It’s fair to say though that the bonus tracks are both solid and generous. The three covers included – “Queen Bitch”, “Ain’t Nothin’ to Do”, and “Ozzie” – all emphasize the limitations to Green River’s horizons: all the songs are great fun but that’s not down to the band who play them all resolutely straight, I was able to listen to “Ozzie” with the original playing simultaneously. There are four entirely unreleased songs, all of which are fully formed examples of Green River’s stock in trade and could fit on any of their releases with little more than the slightest lick of studio paint. The band’s tendency to cannibalize past works is explicit – we see multiple versions of quite a number of songs – and understandable given their brief lifespan and the tiny numbers pressed of their smattering of releases. It’s a mark of the band’s quality that repetition doesn’t kill the vibe – Green River rock and I’ve had both these records on repeat a full week now!
These reissues make clear why Seattle would be the city where the underground crossed over into the mainstream. There are riffs here that would fit any of the Hollywood Boulevard hair metal bands. On “10000 Things” there’s an opening wail from Mark Arm that draws from the same well Axl Rose was channeling on “Back Off Bitch”, a song Guns N’ Roses were demo’ing at Hollywood’s Mystic Sound Studio the same month Green River laid down “10000 Things” in Seattle. In truth, beyond the perennially remarkable Melvins and Soundgarden’s omnivorous tendencies, Seattle’s take on the underground sound of the eighties was the least innovative, weird, exceptional or experimental – which made it perfect for mainstream commercial hard rock audiences. Seattle rocked but with the consistency of a Boeing factory production line – the quirky humor stayed in the live environment and rarely impacted the records.

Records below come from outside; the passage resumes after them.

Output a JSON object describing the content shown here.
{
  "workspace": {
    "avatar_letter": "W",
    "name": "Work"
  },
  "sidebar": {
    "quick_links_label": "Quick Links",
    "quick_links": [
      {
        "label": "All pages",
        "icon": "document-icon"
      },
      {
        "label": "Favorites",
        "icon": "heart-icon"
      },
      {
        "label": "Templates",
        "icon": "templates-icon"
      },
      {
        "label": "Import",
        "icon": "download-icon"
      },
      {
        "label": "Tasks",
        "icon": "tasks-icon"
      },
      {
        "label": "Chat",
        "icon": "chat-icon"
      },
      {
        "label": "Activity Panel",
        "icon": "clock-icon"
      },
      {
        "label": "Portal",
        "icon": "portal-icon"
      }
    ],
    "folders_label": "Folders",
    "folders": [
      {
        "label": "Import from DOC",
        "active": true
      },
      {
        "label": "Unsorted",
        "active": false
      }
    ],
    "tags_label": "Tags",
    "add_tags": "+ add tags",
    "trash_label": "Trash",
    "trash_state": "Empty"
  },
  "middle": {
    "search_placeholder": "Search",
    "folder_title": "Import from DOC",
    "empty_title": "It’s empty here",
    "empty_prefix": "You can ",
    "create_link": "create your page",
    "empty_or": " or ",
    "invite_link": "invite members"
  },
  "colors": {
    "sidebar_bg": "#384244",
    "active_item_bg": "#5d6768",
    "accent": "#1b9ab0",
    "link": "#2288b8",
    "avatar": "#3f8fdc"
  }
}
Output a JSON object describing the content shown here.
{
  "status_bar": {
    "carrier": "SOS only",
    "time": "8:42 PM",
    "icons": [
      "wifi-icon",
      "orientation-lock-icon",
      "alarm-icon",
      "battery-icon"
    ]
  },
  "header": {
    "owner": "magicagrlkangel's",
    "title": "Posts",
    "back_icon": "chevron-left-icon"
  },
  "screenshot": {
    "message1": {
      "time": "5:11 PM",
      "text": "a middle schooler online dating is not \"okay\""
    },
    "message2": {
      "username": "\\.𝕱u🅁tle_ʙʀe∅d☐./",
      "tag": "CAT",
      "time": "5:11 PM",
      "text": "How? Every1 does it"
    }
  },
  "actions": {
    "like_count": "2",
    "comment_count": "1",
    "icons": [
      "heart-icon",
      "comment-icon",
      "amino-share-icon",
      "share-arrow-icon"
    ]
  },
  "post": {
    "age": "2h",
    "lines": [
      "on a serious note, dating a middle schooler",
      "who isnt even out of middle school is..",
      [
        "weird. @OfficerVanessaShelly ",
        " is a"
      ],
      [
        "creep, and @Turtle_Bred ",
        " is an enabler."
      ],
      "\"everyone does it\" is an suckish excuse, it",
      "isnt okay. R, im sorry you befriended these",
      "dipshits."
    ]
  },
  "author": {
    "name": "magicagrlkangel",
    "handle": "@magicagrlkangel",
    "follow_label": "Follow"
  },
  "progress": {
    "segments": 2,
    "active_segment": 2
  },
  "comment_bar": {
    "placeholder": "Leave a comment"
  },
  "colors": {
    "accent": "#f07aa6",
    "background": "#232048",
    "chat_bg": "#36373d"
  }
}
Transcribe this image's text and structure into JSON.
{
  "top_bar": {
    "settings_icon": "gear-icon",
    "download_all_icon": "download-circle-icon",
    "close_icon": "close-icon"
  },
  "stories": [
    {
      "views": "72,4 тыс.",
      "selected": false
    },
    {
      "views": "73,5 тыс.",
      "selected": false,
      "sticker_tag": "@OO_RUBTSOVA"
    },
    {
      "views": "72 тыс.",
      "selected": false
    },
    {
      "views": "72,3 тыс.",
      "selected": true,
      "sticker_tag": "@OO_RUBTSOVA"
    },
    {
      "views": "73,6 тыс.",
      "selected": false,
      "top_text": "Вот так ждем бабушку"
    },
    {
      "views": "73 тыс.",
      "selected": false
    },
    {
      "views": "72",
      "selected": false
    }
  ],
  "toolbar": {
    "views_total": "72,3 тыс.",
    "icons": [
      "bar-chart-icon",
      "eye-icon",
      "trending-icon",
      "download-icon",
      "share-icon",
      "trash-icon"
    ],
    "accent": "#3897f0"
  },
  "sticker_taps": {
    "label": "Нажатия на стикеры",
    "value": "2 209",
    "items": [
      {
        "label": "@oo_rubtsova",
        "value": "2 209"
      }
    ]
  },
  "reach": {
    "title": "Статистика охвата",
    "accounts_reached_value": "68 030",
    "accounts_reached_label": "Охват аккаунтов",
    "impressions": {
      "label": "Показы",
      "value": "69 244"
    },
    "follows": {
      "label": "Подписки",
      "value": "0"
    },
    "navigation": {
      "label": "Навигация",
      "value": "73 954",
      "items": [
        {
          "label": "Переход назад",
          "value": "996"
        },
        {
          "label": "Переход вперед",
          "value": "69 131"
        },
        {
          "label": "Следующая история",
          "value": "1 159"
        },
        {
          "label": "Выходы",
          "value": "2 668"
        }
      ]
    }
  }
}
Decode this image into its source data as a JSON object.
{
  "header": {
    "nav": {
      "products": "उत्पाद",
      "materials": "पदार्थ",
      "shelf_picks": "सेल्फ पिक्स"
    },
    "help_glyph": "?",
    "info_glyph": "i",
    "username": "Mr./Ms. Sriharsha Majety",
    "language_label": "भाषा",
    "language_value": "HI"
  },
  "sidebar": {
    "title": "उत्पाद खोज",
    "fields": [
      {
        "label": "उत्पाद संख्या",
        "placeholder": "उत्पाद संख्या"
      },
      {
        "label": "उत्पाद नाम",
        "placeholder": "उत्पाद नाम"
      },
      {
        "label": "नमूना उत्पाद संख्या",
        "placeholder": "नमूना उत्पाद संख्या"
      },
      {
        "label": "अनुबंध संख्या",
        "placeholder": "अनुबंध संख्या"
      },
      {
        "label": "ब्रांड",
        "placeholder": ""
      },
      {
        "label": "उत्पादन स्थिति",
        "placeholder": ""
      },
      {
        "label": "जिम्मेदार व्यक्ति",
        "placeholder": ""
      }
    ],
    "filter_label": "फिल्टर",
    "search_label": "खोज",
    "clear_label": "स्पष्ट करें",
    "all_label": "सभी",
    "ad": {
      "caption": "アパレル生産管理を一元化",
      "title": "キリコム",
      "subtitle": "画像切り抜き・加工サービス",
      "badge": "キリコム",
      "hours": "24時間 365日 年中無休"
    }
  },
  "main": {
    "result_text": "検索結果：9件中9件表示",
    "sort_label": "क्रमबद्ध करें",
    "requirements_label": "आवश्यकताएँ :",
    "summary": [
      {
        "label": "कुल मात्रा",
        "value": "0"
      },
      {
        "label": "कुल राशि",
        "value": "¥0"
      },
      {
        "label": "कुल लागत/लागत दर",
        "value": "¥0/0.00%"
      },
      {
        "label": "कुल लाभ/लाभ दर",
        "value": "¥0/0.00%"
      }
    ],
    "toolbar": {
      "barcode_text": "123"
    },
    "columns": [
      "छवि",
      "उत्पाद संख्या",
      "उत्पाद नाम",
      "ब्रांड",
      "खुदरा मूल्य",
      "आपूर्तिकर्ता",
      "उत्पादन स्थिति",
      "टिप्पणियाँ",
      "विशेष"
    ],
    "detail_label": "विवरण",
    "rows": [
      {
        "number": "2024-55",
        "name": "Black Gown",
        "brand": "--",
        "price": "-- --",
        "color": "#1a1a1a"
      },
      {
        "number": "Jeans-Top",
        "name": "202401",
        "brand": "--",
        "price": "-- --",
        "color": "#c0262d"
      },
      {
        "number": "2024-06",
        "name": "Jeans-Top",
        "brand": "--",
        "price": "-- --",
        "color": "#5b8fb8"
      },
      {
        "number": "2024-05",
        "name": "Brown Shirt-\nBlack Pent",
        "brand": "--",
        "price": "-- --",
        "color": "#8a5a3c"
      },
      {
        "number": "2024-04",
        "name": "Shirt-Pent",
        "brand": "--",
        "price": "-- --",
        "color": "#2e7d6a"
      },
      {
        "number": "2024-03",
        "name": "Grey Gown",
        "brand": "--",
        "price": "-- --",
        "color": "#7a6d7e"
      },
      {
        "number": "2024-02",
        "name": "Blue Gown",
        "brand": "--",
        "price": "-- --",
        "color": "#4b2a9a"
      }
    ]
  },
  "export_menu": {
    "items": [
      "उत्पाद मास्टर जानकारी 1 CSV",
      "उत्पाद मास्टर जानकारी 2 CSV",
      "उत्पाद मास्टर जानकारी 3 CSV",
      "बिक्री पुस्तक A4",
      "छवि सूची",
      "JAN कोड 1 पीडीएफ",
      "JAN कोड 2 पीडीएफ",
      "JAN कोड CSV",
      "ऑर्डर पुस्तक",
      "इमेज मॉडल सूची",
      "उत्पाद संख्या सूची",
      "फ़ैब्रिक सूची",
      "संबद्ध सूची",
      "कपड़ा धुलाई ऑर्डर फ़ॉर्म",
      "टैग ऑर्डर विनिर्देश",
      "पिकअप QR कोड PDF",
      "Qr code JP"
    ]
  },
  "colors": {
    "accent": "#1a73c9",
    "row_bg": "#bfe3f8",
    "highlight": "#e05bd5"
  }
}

Green River truly deserve fresh appraisal and rediscovery because their output beats much of what came out of Seattle, out of the alternative rock era overall, and most of the band’s that era influenced too. In terms of Green River’s legacy, Mudhoney emerged in January 1988 and there’s an audible relationship between that band and the raw moments of its predecessor. The mostly forgotten Mother Love Bone meanwhile came up with songs like “Thru Fade Away” that sound like smoother takes on Green River’s sound with the addition of pop and psychedelic elements distilled to mainstream-ready concentrations. It was that concoction that poured into Pearl Jam two years later, not the heady moonshine Green River brewed up half a decade earlier.